The Wall Street Journal reported Tuesday that the search-engine giant plans a series of announcements over the next two weeks about Google mobile-phone software, which would bundle together most Google applications — search, maps, YouTube, instant-messaging — on a mobile platform.
The Google phone, sometimes called the gPhone in semi-mocking reference to the Apple iPhone, would not be an actual cell phone. Instead, it would be an operating system, possibly free, that would run on several different models of cell phone.
Most radical of all, however, the presumably Linux-based OS would be "open" to third-party developers, meaning that anyone could create applications for it.
U.S. cellular carriers severely restrict what consumers can do with their cell phones, especially when compared to the availability of plans, services and software available in Europe and Asia.
Most write or license specific applications that run only on phones running on their networks, and forbid the addition of third-party software.
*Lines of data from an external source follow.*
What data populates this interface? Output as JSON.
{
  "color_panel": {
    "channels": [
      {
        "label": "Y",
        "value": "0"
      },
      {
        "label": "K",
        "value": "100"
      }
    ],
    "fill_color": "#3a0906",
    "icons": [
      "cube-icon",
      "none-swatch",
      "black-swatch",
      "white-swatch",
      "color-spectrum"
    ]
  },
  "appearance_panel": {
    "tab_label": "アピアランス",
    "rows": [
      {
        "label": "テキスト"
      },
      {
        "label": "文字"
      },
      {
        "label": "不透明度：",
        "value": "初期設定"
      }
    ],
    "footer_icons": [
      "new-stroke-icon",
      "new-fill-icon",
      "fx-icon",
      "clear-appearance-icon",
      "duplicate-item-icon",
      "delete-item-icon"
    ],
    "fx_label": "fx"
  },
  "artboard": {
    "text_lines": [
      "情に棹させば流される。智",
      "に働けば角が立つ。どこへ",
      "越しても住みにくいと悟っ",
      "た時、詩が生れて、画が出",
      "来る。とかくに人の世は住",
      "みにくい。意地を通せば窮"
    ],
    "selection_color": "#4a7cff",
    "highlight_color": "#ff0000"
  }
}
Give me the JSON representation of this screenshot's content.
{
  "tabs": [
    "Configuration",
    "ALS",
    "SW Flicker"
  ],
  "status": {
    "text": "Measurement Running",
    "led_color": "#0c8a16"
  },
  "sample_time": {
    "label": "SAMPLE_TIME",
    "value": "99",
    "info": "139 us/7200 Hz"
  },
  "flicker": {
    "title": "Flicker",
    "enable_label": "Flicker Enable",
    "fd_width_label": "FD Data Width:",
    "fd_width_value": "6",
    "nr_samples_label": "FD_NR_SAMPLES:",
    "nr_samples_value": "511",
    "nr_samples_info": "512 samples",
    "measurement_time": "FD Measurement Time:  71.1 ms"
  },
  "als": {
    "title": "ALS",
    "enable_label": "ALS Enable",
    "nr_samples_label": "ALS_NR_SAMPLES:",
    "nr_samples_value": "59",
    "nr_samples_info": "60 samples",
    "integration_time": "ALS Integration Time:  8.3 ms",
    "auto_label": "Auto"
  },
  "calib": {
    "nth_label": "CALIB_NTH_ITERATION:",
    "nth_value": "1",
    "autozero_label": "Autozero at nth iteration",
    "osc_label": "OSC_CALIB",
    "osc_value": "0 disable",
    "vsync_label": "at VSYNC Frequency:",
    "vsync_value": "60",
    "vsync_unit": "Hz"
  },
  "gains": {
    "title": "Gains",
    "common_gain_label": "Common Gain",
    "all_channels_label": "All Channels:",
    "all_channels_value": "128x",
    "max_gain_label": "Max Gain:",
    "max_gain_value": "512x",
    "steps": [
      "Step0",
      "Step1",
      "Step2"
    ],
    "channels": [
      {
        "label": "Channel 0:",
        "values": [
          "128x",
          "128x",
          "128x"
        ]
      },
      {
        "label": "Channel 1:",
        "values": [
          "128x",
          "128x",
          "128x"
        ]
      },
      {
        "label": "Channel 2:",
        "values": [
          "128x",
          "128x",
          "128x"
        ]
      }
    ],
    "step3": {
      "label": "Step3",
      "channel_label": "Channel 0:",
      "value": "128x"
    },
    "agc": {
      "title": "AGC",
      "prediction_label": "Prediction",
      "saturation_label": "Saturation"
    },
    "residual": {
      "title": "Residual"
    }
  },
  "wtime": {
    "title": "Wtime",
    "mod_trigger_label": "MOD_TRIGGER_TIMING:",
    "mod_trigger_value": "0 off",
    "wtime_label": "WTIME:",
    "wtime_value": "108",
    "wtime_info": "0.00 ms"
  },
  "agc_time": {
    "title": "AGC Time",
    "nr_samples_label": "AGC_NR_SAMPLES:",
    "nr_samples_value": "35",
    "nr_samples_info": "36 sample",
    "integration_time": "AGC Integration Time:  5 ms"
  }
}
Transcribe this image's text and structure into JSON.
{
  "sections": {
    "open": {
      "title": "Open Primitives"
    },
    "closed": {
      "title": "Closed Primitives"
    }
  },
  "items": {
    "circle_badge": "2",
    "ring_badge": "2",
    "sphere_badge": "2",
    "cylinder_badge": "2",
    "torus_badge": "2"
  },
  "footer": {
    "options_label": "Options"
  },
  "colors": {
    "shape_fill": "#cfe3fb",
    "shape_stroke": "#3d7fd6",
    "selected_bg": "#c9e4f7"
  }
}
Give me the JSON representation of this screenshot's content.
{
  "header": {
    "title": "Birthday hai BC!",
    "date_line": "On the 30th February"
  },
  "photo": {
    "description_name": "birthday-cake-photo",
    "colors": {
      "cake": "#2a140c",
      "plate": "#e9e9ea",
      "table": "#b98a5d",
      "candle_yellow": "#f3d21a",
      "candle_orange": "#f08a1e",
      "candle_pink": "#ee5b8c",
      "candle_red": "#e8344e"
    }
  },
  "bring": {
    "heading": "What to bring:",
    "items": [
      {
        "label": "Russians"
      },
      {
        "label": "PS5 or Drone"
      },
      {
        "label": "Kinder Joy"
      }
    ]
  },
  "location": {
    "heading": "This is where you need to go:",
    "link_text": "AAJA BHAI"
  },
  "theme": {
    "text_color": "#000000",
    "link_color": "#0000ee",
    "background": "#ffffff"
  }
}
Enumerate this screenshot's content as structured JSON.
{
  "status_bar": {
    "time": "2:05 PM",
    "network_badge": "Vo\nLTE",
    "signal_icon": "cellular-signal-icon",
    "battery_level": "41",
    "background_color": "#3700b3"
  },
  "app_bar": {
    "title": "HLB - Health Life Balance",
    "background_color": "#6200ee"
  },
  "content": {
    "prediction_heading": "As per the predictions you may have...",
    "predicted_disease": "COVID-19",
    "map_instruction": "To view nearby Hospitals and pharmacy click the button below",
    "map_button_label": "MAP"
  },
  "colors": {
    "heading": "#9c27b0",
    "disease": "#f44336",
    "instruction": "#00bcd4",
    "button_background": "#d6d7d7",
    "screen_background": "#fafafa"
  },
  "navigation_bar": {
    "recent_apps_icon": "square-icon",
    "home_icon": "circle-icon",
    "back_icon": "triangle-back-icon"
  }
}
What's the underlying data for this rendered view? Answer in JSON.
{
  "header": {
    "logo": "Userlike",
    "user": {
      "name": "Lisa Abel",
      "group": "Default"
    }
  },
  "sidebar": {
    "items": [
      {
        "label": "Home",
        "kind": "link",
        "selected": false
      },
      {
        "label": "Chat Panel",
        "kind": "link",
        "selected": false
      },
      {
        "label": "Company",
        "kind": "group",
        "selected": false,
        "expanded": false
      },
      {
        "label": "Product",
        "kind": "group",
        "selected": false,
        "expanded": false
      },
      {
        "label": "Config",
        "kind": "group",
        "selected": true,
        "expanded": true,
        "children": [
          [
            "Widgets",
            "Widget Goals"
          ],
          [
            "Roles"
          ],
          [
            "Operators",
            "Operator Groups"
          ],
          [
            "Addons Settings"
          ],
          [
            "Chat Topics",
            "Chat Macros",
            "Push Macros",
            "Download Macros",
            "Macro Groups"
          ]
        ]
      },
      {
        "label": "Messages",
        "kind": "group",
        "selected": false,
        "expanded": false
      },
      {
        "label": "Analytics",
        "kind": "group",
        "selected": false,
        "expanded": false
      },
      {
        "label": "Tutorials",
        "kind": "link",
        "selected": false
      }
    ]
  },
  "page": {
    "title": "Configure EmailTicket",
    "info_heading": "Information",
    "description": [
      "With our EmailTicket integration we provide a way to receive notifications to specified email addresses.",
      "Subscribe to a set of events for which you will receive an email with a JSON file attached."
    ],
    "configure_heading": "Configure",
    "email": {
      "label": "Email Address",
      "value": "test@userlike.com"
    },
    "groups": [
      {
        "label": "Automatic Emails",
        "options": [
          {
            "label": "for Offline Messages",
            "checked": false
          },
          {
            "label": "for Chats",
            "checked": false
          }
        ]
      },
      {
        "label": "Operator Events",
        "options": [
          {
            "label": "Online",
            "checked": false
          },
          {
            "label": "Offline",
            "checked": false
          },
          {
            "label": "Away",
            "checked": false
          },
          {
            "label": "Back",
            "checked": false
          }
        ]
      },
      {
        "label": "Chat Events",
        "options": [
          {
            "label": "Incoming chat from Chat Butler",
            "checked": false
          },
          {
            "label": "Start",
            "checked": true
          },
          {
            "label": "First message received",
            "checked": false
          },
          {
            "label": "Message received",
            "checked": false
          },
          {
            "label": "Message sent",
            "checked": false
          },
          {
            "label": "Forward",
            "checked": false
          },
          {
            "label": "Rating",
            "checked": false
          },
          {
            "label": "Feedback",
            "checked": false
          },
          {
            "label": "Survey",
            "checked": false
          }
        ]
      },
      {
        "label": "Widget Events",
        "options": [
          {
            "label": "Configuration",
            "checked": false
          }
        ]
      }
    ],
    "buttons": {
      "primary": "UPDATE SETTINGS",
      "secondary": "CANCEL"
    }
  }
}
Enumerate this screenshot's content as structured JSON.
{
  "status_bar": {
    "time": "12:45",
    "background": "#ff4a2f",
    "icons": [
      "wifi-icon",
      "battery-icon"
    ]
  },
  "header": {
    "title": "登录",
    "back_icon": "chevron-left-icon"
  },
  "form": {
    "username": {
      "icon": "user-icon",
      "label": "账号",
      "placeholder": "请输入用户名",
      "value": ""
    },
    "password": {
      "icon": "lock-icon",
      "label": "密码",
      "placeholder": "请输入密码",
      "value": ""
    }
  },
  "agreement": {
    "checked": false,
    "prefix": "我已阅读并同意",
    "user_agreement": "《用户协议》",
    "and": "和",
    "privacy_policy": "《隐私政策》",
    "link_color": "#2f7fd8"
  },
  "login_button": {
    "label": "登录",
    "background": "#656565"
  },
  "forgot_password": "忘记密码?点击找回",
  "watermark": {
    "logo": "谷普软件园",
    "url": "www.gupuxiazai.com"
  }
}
They often disable the Wi-Fi networking capabilities many smartphones now come equipped with, forcing the use of their expensive data plans to access the Internet.
Rumors are that the Google phone would have few, if any, such restrictions, and would support GPS tracking, Wi-Fi, high-speed "3G" cellular networking and a still and video camera, depending on the hardware.
The Journal cites unnamed sources as saying Google has been talking to Taiwan's HTC and South Korea's LG Electronics about making phones that will run the Google mobile OS.
Google may also be ready to name T-Mobile, in some ways the most consumer-friendly of the major U.S. cellular carriers, as the Google phone's wireless operator of choice.